The Cochrane Library http://www.thecochranelibrary.com/details/collection/2043267/Physical-activity-and-exercise-for-health-and-well-being-of-older-people.html

ReferencesEdit

  1. Riddle, David R., ed. Brain aging: models, methods, and mechanisms. CRC Press, 2010
  2. Colcombe, Stanley, and Arthur F. Kramer. "Fitness effects on the cognitive function of older adults A meta-analytic study." Psychological science 14.2 (2003): 125-130.
  3. Heyn, Patricia, Beatriz C. Abreu, and Kenneth J. Ottenbacher. "The effects of exercise training on elderly persons with cognitive impairment and dementia: a meta-analysis." Archives of physical medicine and rehabilitation 85.10 (2004): 1694-1704.
  4. Colcombe, Stanley, and Arthur F. Kramer. "Fitness effects on the cognitive function of older adults A meta-analytic study." Psychological science 14.2 (2003): 125-130.

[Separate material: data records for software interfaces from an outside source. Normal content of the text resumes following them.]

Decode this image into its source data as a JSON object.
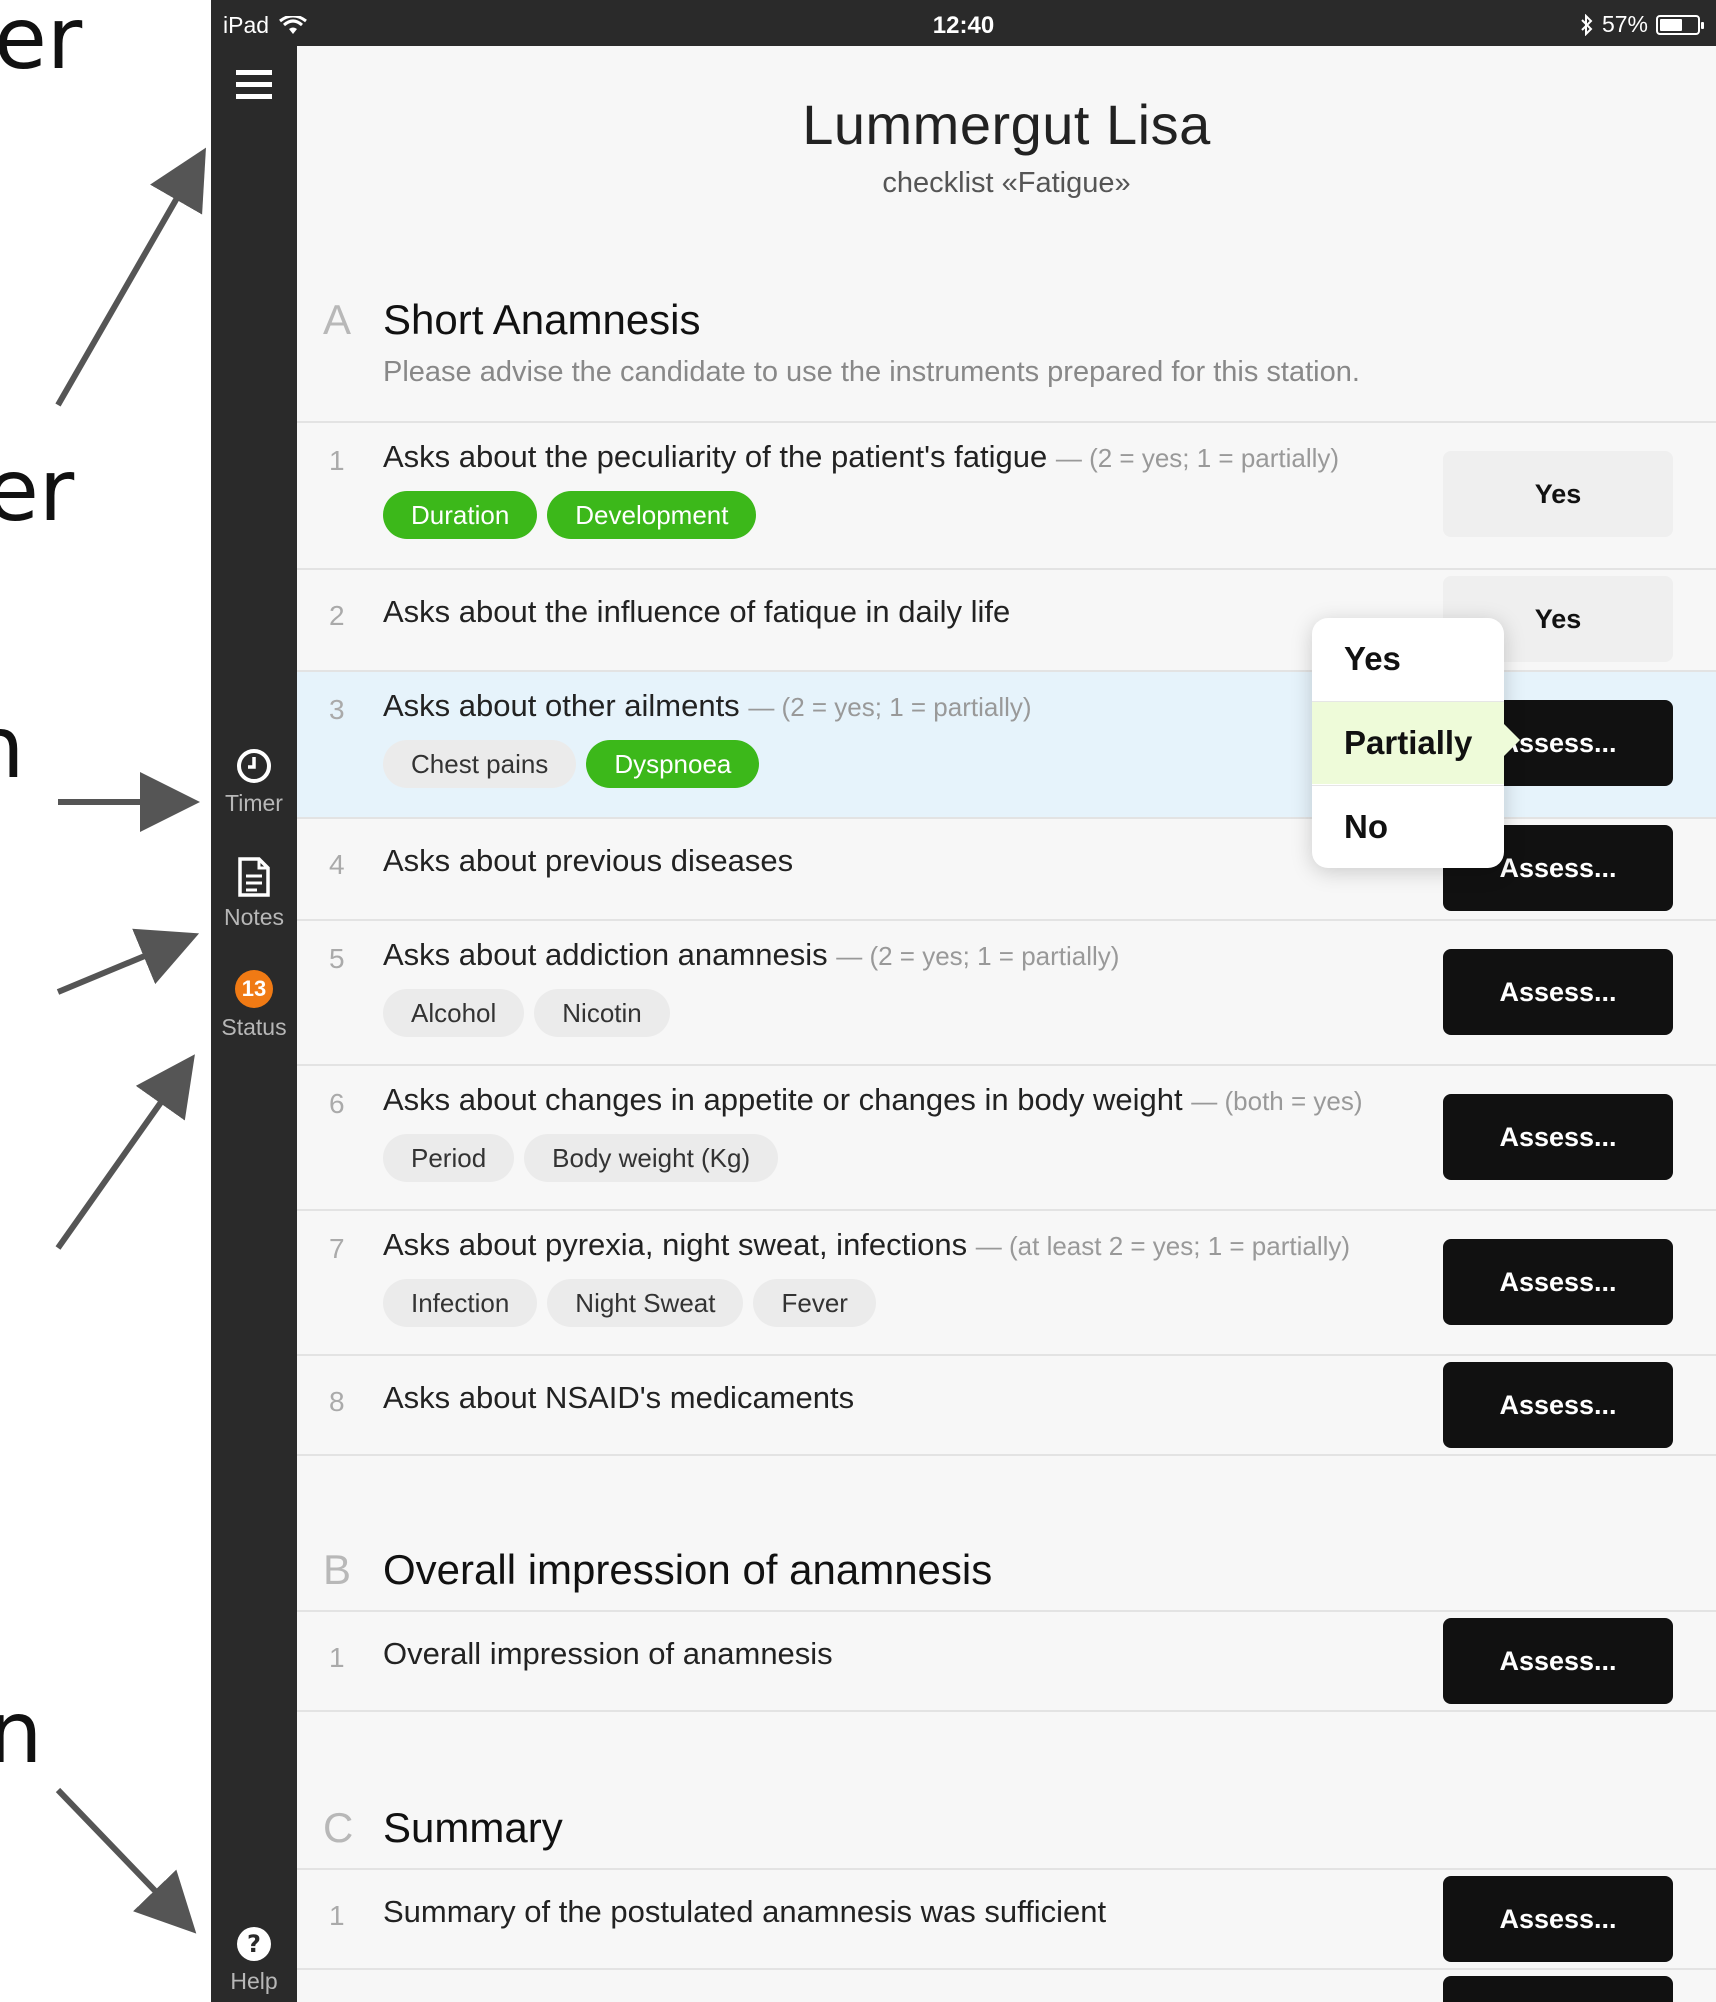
{
  "annotations": {
    "labels": [
      "er",
      "er",
      "n",
      "n"
    ]
  },
  "statusbar": {
    "device": "iPad",
    "time": "12:40",
    "battery": "57%"
  },
  "sidebar": {
    "timer": "Timer",
    "notes": "Notes",
    "status": "Status",
    "status_count": "13",
    "help": "Help"
  },
  "header": {
    "name": "Lummergut Lisa",
    "subtitle": "checklist «Fatigue»"
  },
  "sections": [
    {
      "letter": "A",
      "title": "Short Anamnesis",
      "desc": "Please advise the candidate to use the instruments prepared for this station.",
      "items": [
        {
          "num": "1",
          "text": "Asks about the peculiarity of the patient's fatigue",
          "hint": "— (2 = yes; 1 = partially)",
          "chips": [
            {
              "label": "Duration",
              "on": true
            },
            {
              "label": "Development",
              "on": true
            }
          ],
          "button": "Yes"
        },
        {
          "num": "2",
          "text": "Asks about the influence of fatique in daily life",
          "hint": "",
          "chips": [],
          "button": "Yes"
        },
        {
          "num": "3",
          "text": "Asks about other ailments",
          "hint": "— (2 = yes; 1 = partially)",
          "chips": [
            {
              "label": "Chest pains",
              "on": false
            },
            {
              "label": "Dyspnoea",
              "on": true
            }
          ],
          "button": "Assess..."
        },
        {
          "num": "4",
          "text": "Asks about previous diseases",
          "hint": "",
          "chips": [],
          "button": "Assess..."
        },
        {
          "num": "5",
          "text": "Asks about addiction anamnesis",
          "hint": "— (2 = yes; 1 = partially)",
          "chips": [
            {
              "label": "Alcohol",
              "on": false
            },
            {
              "label": "Nicotin",
              "on": false
            }
          ],
          "button": "Assess..."
        },
        {
          "num": "6",
          "text": "Asks about changes in appetite or changes in body weight",
          "hint": "— (both = yes)",
          "chips": [
            {
              "label": "Period",
              "on": false
            },
            {
              "label": "Body weight (Kg)",
              "on": false
            }
          ],
          "button": "Assess..."
        },
        {
          "num": "7",
          "text": "Asks about pyrexia, night sweat, infections",
          "hint": "— (at least 2 = yes; 1 = partially)",
          "chips": [
            {
              "label": "Infection",
              "on": false
            },
            {
              "label": "Night Sweat",
              "on": false
            },
            {
              "label": "Fever",
              "on": false
            }
          ],
          "button": "Assess..."
        },
        {
          "num": "8",
          "text": "Asks about NSAID's medicaments",
          "hint": "",
          "chips": [],
          "button": "Assess..."
        }
      ]
    },
    {
      "letter": "B",
      "title": "Overall impression of anamnesis",
      "items": [
        {
          "num": "1",
          "text": "Overall impression of anamnesis",
          "button": "Assess..."
        }
      ]
    },
    {
      "letter": "C",
      "title": "Summary",
      "items": [
        {
          "num": "1",
          "text": "Summary of the postulated anamnesis was sufficient",
          "button": "Assess..."
        }
      ]
    }
  ],
  "popover": {
    "options": [
      "Yes",
      "Partially",
      "No"
    ],
    "selected": "Partially"
  }
}
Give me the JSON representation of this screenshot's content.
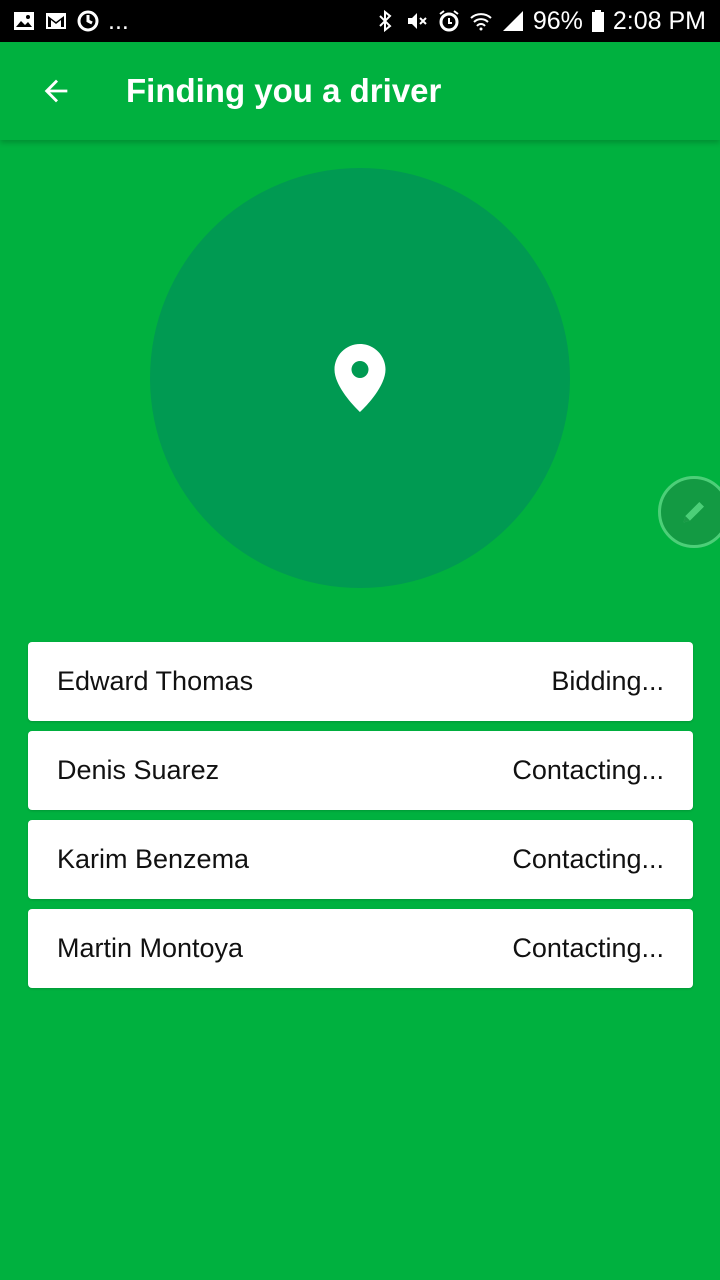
{
  "status_bar": {
    "battery_percent": "96%",
    "time": "2:08 PM",
    "overflow": "...",
    "left_icons": [
      "image-icon",
      "gmail-icon",
      "sync-icon"
    ],
    "right_icons": [
      "bluetooth-icon",
      "mute-icon",
      "alarm-icon",
      "wifi-icon",
      "signal-icon",
      "battery-icon"
    ]
  },
  "app_bar": {
    "title": "Finding you a driver",
    "back_icon": "arrow-back-icon"
  },
  "colors": {
    "background": "#00b13f",
    "radar_circle": "#009a52",
    "card": "#ffffff"
  },
  "map": {
    "pin_icon": "location-pin-icon",
    "edit_icon": "pencil-icon"
  },
  "drivers": [
    {
      "name": "Edward Thomas",
      "status": "Bidding..."
    },
    {
      "name": "Denis Suarez",
      "status": "Contacting..."
    },
    {
      "name": "Karim Benzema",
      "status": "Contacting..."
    },
    {
      "name": "Martin Montoya",
      "status": "Contacting..."
    }
  ]
}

  5. Weuve, Jennifer, et al. "Physical activity, including walking, and cognitive function in older women." JAMA: the journal of the American Medical Association 292.12 (2004): 1454-1461.
  6. Larson, Eric B., et al. "Exercise is associated with reduced risk for incident dementia among persons 65 years of age and older." Annals of internal medicine 144.2 (2006): 73-81.
  7. Suzuki, Takao, et al. "Effects of multicomponent exercise on cognitive function in older adults with amnestic mild cognitive impairment: a randomized controlled trial." BMC neurology 12.1 (2012): 128.
  8. Nelson, Miriam E., et al. "Physical activity and public health in older adults: recommendation from the American College of Sports Medicine and the American Heart Association." Medicine and science in sports and exercise 39.8 (2007): 1435.
  9. Haskell, William L., et al. "Physical activity and public health: updated recommendation for adults from the American College of Sports Medicine and the American Heart Association." Medicine and science in sports and exercise 39.8 (2007): 1423.
  10. Varela, Silvia, et al. "Effects of two different intensities of aerobic exercise on elderly people with mild cognitive impairment: a randomized pilot study." Clinical Rehabilitation 26.5 (2012): 442-450.